In a way it’s sad because so many small towns that were lined up along the steel rail have disappeared. At the same time, we’ve seen the population of Fargo, Bismarck, Williston, Dickinson and Minot explode in the past 70 years.
But again, pick any county. Just for conversation sake, I’ll choose Griggs County with the county seat being Cooperstown. Just so you know, Binford, Jessie, Sutton, Revere, Hannaford, Walum and Karnak are com-munities in Griggs County. Have you ever heard of any of them other than Cooperstown?
And when you look at an old map, it’s sometimes confusing because there are place names that aren’t famil-iar. I followed the railroad west of Devils Lake and found Brinsmade, Harlow, Baker and Fillmore. In Towner County there’s Agate, Bisbee Crocus and Perth. Wait, Perth is a large city in Australia. Well, the North Dakota version has 9 people. In 1950 it had 124.

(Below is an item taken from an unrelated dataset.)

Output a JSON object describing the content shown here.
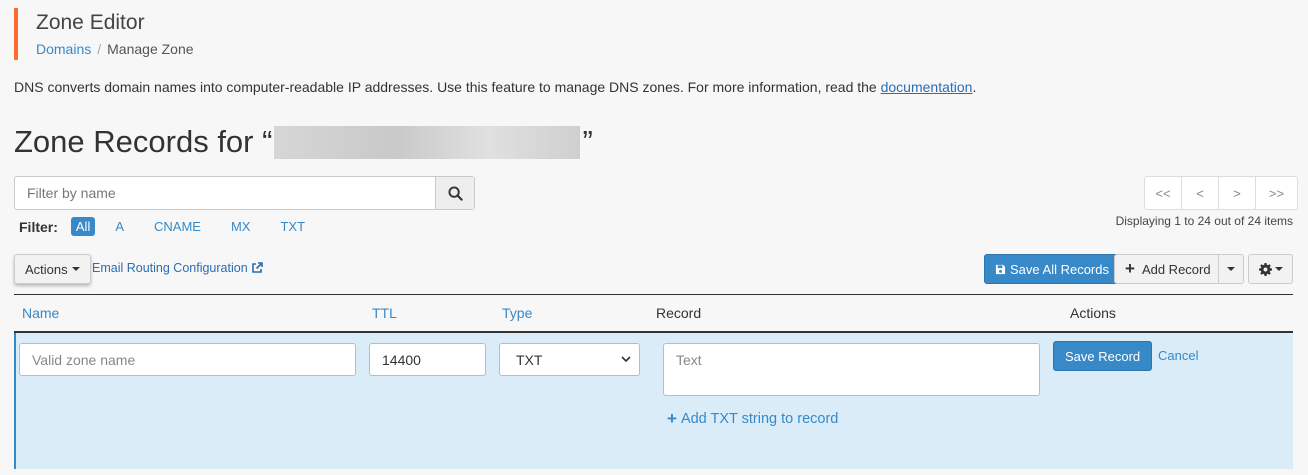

My home county is Emmons and it too has its share of ghosts. Linton is the county seat and there are nu-merous other communities that no longer list a population. Two of them are Livona and Kintyre. I know people live there because we used to go there to play baseball and people would come out to watch their Kintyre Cubs.
Another is Temvik, the midway point between Hazelton and Linton. Old timers have told me that Temvik was a thriving community until the “Dirty ‘30s.” Then things went south and a population that once stood at nearly 300, is now just 4.
Hague, Hull and Westfield are other communities in Emmons County south of Strasburg that have taken the population guillotine over the years.
Today, Ruso is considered the smallest bonafide community in North Dakota with a population of 4. There are no doubt others with 4 or 6 like Temvik, but no longer have a city government. Foxholm, in Ward County is one such community, but it lists 22 residents.
Every county has these places; Guelph in Dickey, Backoo in Pembina, Bordulac in Foster, Landa in Bot-tineau, Stady in Divide, Burt in Hettinger, Crystal Springs in Kidder, Cuba in Barnes, Balta in Pierce, Ante-lope in Stark, Wabek in Mountrail, Fort Clark in Oliver, Battleview in Burke and the list goes on.
Over the years that I’ve traveled the state of North Dakota I’ve either stopped or driven through many of the towns mentioned, including Hannah, where I attended the centennial in 1996. My only regret is that I didn’t take more photographs.
These dying or lost towns remind me of an old African proverb. “When an old man dies, a library burns to the ground.”